It’s going to be hard to part with such a lovely and serene place. To stay a little longer, guests can either have a snack at the cafeteria or drop by the art shop for a souvenir. Stroll around the property again. Its magnificent architecture and landscape deserve one more look.
After a tour of the museum, visitors have greater respect for César Manrique and his works. There’s also a deeper understanding of the concept art in nature and nature in art. How about visiting his Palm Grove House in Haria next? That sounds like a great idea.
Entrance Fee and Opening Hours
The doors of the César Manrique Foundation are open to visitors every day from 10:00 am to 6:00 pm. This includes holidays, except January 1. To buy tickets, head over to the on-site counter which closes at 5:30 pm. Those who will visit the House Museum in Hagia before going to Tahíche can buy from the counter too. The standard ticket price is €8, while children up to 12 years old and under can enter for only €1.
The museum has a snack bar, but there are three other restaurants in the village if it doesn’t suffice. As Tahíche is but a hamlet, admittedly, its dining options aren’t as plentiful and diversified as the big towns in Lanzarote. However, what it lacks in numbers, it compensates with quality food.
Food and Fun
Families traveling with kids especially love La Malecita. The restaurant not only serve tasty plates, it also has amenities for the whole family. Enjoy their three meats, roasties, and Yorkshire pudding before hitting the games room. Parents relax over drinks in the beer garden while their kids play around for hours. Children play to their hearts’ content in the bouncy castles, playroom, and playground. From ping pong to homemade pies, La Malecita’s got it covered.
Sweet delights never run short in Tahíche, all thanks to Levain and El Pastelito. Their pastries and bread are always heavenly, freshly made, and perfect with coffee.

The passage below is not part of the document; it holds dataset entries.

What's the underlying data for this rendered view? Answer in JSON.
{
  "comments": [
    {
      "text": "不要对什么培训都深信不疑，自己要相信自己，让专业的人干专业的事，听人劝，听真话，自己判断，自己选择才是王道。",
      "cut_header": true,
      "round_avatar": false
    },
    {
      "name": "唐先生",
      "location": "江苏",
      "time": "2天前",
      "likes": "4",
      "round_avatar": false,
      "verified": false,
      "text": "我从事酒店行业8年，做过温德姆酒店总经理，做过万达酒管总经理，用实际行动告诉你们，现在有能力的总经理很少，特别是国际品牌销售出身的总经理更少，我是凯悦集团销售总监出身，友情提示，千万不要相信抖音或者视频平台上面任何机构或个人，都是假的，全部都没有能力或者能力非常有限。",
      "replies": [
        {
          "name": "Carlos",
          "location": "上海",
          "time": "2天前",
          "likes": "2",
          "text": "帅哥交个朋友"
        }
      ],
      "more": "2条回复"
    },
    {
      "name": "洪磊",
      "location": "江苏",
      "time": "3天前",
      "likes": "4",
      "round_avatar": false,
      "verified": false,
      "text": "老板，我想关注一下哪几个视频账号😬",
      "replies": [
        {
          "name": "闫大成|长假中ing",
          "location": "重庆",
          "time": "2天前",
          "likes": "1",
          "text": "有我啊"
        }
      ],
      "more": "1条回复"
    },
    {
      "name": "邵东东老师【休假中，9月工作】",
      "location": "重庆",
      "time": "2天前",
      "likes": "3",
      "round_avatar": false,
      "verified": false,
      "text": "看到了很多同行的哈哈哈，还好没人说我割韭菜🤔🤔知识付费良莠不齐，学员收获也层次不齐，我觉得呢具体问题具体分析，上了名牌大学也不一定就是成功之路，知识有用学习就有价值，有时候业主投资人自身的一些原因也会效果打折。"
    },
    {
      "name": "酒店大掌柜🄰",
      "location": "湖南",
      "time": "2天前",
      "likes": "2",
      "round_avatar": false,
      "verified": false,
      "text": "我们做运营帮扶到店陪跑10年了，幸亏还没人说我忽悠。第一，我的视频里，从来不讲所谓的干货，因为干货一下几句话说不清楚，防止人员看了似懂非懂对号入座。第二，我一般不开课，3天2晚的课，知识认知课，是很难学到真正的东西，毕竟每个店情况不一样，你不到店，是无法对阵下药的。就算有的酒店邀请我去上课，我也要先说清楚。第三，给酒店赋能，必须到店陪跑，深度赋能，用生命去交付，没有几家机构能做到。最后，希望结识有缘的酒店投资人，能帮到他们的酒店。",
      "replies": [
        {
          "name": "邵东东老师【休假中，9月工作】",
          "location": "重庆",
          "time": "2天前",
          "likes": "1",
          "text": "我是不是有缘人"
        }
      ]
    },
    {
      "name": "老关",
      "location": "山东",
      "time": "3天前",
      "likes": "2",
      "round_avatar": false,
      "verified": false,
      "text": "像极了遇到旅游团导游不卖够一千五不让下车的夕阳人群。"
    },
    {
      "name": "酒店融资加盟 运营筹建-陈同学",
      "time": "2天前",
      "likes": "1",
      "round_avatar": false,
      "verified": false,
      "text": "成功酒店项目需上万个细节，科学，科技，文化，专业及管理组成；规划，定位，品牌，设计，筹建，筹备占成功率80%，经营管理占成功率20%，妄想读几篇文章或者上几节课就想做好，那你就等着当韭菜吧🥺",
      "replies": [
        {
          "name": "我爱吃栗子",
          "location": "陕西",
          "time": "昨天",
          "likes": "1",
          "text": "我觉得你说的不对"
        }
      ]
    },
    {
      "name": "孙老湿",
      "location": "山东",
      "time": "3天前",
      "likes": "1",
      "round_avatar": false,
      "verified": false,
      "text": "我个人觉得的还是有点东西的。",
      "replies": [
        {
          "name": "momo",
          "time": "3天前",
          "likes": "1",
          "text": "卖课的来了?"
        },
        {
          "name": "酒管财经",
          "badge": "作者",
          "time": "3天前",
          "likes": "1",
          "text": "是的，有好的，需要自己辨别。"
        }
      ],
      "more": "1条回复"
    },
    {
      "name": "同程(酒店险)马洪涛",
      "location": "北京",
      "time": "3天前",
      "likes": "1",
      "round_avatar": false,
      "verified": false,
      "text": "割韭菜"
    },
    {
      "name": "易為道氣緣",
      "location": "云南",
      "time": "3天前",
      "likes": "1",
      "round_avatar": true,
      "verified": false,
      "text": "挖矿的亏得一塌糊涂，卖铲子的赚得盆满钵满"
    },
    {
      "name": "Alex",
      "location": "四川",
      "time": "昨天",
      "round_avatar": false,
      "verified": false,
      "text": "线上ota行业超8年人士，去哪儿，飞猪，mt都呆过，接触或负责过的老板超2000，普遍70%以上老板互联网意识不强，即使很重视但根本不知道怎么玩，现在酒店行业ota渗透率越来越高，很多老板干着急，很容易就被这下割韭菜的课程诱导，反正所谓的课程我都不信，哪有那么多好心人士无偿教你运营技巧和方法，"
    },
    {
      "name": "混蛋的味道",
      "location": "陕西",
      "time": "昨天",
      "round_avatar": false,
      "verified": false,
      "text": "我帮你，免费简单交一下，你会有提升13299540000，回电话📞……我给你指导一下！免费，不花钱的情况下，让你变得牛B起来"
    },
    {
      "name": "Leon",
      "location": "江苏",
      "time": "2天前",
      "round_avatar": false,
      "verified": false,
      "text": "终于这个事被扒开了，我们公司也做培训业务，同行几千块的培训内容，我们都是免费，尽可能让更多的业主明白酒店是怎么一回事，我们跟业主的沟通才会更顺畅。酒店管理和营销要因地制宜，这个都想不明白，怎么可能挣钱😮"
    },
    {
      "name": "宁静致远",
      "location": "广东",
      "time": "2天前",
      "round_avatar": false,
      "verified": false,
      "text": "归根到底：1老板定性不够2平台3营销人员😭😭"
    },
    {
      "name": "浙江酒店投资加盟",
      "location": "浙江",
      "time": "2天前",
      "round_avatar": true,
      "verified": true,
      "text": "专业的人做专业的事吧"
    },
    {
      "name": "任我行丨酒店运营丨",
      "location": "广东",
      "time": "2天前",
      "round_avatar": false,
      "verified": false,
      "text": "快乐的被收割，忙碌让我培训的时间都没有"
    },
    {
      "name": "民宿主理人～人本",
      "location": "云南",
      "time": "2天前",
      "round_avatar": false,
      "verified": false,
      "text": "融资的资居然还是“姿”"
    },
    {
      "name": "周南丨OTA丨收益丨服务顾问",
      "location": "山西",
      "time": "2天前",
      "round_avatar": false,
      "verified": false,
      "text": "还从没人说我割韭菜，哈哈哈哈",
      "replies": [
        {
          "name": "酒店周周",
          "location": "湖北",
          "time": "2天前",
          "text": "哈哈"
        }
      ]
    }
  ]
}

Levain is famous for their cakes, tarts, and doughnuts. For those who don’t have a sweet tooth, this bakery has delicious sandwiches. Do try their Serrano ham, cheese, and tomato sandwich. El Pastelito is also a crowd favorite for the same confections. In addition, they make unforgettable meringue, bread, and rolls too.
How to Get to the Volcano House of Manrique
From Lanzarote Airport in San Bartolomé, tourists must take bus lines 22 and 23 to Arrecife first. Both buses have one to two trips per hour on weekdays. They go as early as 7:00 am up until 22:40 pm. As for weekends and holidays, there are fewer trips, but both have at least one almost every hour from 7:10 am to 21:10 pm.
Once in the capital Arrecife, there are plenty of bus options. Bus lines 07, 09, 10, 14, 26, 52, and 53 all stop at Tahíche. Some of them have trips all throughout the week, including holidays. The others though only go on weekdays and with fewer trips too.
More Than a House and a Museum
César Manrique created an abode that also became a haven for a profusion of other astounding art pieces. Within its walls and lava bubbles, he imagined and created. It was the birthplace of a lot of his impressive works dedicated to art in nature and nature in art.
Also known as Taro de Tahíche, the dwelling wasn’t only of unbelievable architecture. Even the landscaping proves just how much effort and thinking the maestro poured into it. From a sea of lava dismissed as worthless, he brought into existence a sanctuary people still marvel at decades after it was built.
The Fundacion César Manrique is more than an artist’s home and Lanzarote’s museum. It’s a witness to great artistry and a treasury of countless masterpieces. Lastly, it is proof that art and nature can co-exist and that there’s beauty even in disasters.